[The task] Search the entries below for the word "Days" and copy each line that has it.

═════ Data records ═════

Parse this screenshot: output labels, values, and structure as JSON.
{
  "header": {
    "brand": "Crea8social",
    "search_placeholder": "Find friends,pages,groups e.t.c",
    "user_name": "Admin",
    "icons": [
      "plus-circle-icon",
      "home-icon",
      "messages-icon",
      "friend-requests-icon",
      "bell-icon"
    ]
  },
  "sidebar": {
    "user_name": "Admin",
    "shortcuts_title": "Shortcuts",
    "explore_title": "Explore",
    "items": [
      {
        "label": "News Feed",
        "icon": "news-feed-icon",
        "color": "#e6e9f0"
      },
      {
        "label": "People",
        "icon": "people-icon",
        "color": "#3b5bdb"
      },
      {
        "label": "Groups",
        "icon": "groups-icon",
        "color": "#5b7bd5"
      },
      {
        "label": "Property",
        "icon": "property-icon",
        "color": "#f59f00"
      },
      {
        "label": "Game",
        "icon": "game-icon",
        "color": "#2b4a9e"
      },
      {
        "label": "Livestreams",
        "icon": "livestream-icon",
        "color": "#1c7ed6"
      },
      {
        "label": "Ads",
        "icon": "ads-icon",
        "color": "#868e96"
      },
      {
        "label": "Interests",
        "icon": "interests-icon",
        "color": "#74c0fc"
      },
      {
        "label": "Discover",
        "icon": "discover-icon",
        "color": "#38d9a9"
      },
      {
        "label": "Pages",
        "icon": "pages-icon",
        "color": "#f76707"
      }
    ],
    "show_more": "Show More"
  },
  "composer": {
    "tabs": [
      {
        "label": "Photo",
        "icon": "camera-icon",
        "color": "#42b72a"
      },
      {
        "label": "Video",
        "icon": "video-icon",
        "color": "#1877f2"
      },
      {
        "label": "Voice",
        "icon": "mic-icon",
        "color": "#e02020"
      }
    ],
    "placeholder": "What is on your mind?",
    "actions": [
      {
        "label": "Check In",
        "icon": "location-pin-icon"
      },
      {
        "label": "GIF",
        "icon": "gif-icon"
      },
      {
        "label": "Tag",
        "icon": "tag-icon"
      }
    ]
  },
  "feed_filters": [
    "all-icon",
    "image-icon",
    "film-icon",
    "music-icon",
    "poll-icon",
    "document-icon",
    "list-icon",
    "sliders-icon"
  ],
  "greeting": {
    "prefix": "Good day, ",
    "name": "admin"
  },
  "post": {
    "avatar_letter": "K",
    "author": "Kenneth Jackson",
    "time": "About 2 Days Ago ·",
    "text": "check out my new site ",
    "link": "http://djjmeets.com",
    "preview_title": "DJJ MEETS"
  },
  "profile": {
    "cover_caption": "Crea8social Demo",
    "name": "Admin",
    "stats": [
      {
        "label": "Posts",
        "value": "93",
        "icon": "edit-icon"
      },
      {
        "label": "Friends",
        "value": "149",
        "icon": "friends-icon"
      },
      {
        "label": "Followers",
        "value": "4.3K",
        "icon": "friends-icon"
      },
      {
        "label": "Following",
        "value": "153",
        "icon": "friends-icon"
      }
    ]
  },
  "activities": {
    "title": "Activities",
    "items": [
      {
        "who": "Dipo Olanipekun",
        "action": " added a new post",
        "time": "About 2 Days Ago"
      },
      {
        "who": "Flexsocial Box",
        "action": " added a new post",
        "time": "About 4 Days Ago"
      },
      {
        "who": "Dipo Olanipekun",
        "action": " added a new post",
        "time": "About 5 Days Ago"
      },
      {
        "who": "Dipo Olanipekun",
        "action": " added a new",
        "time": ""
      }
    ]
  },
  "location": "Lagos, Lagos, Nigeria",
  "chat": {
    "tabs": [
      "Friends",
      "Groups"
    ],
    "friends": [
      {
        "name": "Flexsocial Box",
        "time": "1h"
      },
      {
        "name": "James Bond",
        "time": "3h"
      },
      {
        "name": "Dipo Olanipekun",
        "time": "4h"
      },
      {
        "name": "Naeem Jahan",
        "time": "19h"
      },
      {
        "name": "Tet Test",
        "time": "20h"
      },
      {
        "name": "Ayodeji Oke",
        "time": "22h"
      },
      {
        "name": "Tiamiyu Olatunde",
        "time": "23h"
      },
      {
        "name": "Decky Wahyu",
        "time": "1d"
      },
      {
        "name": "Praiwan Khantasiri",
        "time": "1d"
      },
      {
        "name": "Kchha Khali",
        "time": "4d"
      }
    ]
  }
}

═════

[Task solution]
    "time": "About 2 Days Ago ·",
        "time": "About 2 Days Ago"
        "time": "About 4 Days Ago"
        "time": "About 5 Days Ago"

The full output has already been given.